Ok, let’s make a list of the things we want to learn here:

  • Launch a Jupyter Notebook server without automatically opening a browser.
  • Create a SSH tunnel to redirect a local port to the server.
  • Access your remote server from your browser.

Jupyter is capable to serve, just like a web server, notebooks directly to any browser. They give you full instructions here. The problem with that solution, in my opinion, is the complexity. If you just carelessly open things, you are going to expose your server :scream:.

To launch the Jupyter Notebook server (on the remote computer) and keep it running after we logout, we will need help from our friend nohup. Nohup allows us to logout without killing the processes our terminal started and the ampersand (&) sends nohup to the background freeing the terminal (in case you want to do something else after launching it…). The command to launch the notebook without also launching the web browser (even if you are accessing it remotely through ssh using the -X option to redirect the display, it would be a waste of resources and time):

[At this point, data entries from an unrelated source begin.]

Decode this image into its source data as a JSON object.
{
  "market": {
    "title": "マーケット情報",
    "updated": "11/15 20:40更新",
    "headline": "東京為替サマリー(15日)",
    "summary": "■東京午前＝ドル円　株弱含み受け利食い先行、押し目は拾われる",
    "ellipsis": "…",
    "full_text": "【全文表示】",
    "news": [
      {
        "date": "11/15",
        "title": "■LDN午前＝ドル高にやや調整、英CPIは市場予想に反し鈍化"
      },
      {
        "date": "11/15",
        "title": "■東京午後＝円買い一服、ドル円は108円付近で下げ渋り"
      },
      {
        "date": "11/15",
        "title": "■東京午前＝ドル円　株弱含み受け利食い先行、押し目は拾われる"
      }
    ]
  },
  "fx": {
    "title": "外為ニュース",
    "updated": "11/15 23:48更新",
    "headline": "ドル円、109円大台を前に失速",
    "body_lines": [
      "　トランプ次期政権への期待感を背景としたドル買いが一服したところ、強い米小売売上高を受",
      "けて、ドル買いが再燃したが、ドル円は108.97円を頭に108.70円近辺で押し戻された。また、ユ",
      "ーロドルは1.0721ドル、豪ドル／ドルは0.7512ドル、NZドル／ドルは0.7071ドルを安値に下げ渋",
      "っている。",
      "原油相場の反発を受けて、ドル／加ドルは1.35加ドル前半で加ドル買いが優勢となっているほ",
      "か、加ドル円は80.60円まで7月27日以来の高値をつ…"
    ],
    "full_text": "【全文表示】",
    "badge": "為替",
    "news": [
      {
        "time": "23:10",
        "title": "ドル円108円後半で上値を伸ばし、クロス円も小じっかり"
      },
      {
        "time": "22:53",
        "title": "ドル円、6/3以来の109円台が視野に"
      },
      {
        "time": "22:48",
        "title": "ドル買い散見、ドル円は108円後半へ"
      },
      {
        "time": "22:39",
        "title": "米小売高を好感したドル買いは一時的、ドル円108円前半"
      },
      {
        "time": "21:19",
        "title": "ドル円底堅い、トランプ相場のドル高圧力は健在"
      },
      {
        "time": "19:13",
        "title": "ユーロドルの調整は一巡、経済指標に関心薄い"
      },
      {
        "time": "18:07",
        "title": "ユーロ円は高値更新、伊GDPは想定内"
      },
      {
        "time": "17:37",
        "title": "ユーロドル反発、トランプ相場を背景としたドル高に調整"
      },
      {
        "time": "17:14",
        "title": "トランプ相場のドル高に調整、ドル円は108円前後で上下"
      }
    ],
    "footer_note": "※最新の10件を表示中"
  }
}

$ nohup jupyter notebook --no-browser &
Caveat: You will only be able to access files (and subdirs) located on the current directory.

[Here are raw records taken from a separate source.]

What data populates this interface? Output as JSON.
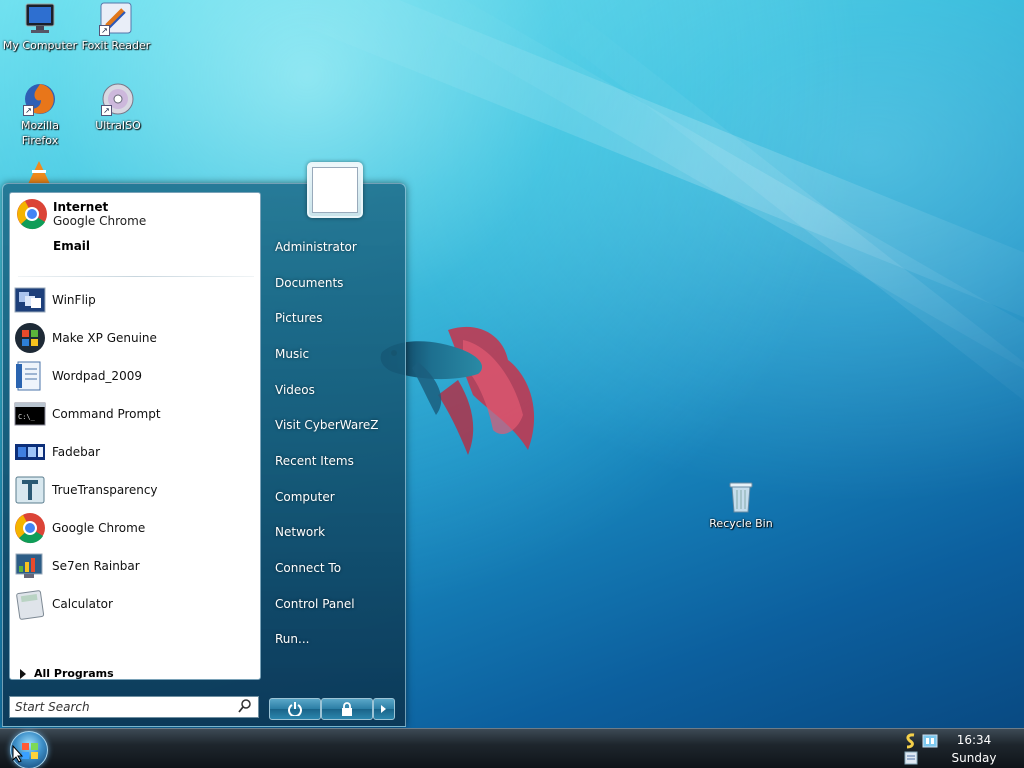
{
  "desktop": {
    "icons": [
      {
        "label": "My Computer",
        "icon": "monitor-icon"
      },
      {
        "label": "Foxit Reader",
        "icon": "foxit-reader-icon"
      },
      {
        "label": "Mozilla Firefox",
        "icon": "firefox-icon"
      },
      {
        "label": "UltraISO",
        "icon": "disc-icon"
      },
      {
        "label": "Recycle Bin",
        "icon": "recycle-bin-icon"
      }
    ]
  },
  "start_menu": {
    "pinned": {
      "internet_title": "Internet",
      "internet_sub": "Google Chrome",
      "email_title": "Email"
    },
    "programs": [
      {
        "label": "WinFlip",
        "icon": "winflip-icon"
      },
      {
        "label": "Make XP Genuine",
        "icon": "windows-logo-icon"
      },
      {
        "label": "Wordpad_2009",
        "icon": "wordpad-icon"
      },
      {
        "label": "Command Prompt",
        "icon": "command-prompt-icon"
      },
      {
        "label": "Fadebar",
        "icon": "fadebar-icon"
      },
      {
        "label": "TrueTransparency",
        "icon": "truetransparency-icon"
      },
      {
        "label": "Google Chrome",
        "icon": "chrome-icon"
      },
      {
        "label": "Se7en Rainbar",
        "icon": "rainbar-icon"
      },
      {
        "label": "Calculator",
        "icon": "calculator-icon"
      }
    ],
    "all_programs": "All Programs",
    "search_placeholder": "Start Search",
    "right_items": [
      "Administrator",
      "Documents",
      "Pictures",
      "Music",
      "Videos",
      "Visit CyberWareZ",
      "Recent Items",
      "Computer",
      "Network",
      "Connect To",
      "Control Panel",
      "Run..."
    ]
  },
  "taskbar": {
    "time": "16:34",
    "day": "Sunday"
  }
}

After that, you can disconnect from the remote computer, open a terminal on the client computer and type this (more details about the ssh tunneling magic can be found here):

$ ssh -nNT -L 9999:localhost:8888 user@example.com

The command line above has only two things you surely must change: user is the username at the remote computer and example.com will probably be replaced by the remote computer’s IP address. Now we have created a tunnel that will redirect the port 9999 to the remote server port 8888 (this is the default used by Jupyter). I’m using the port number 9999 because, usually, I also have a local Jupyter Notebook server running at 8888.

The only thing you need to do now is launch your browser and access the url localhost:8888 localhost:9999 and done, you have got a remote Jupyter Notebook working!

Recalling the list at the beginning of this post:

  • Launch a Jupyter Notebook server without automatically opening a browser.
  • Create a SSH tunnel to redirect a local port to the server.
  • Access your remote server from your browser.

UPDATE (05/03/2017):

If you execute the command:

$ ssh -nNT -L 9999:localhost:8888 user@example.com

You will be capable to access the port 8888 from example.com, on your local machine, using localhost:9999. However, if you want to allow other machines to easily access that port too, it will not be possible. I had this problem last week when I was trying to show some contents on Pepper’s tablet through a very simple Python web server hosted on a virtual machine. My team from NAO Hackathon was in a hurry and I could not make the redirection work (I should have read the manual:disappointed:). Ok, so there are at least three possible solutions. The first one will work if your computer (the client here) has only one network address:

$ ssh -nNT -L :9999:localhost:8888 user@example.com

If your computer has more than one network adapter, you can bind an IP (forcing the tunnel only through the bound IP) using this command (the second possible solution):

$ ssh -nNT -L ip_you_want_to_bind:9999:localhost:8888 user@example.com

The third possibility (SSH-BASED VIRTUAL PRIVATE NETWORKS) can be found on the ssh manual webpage (or, in case you want a more straightforward link, here) and it involves more than one command line (the -f argument only sends ssh to background) and you will need to mess with ifconfig and route. I’m not sure if route works the same on all Unix flavours, but apparently it does. I think this last solution is a more robust one when the connection is supposed to be perpetual instead of something to run during some minutes only.

UPDATE (11/03/2017):

When you redirect the port using the commands I’ve presented above, you must call %matplotlib inline if you want to generate plots or you will also need to redirect the display, but this may not be available if the external server doesn’t have a screen (ok, you could use this). ssh is full of useful tricks :wink:.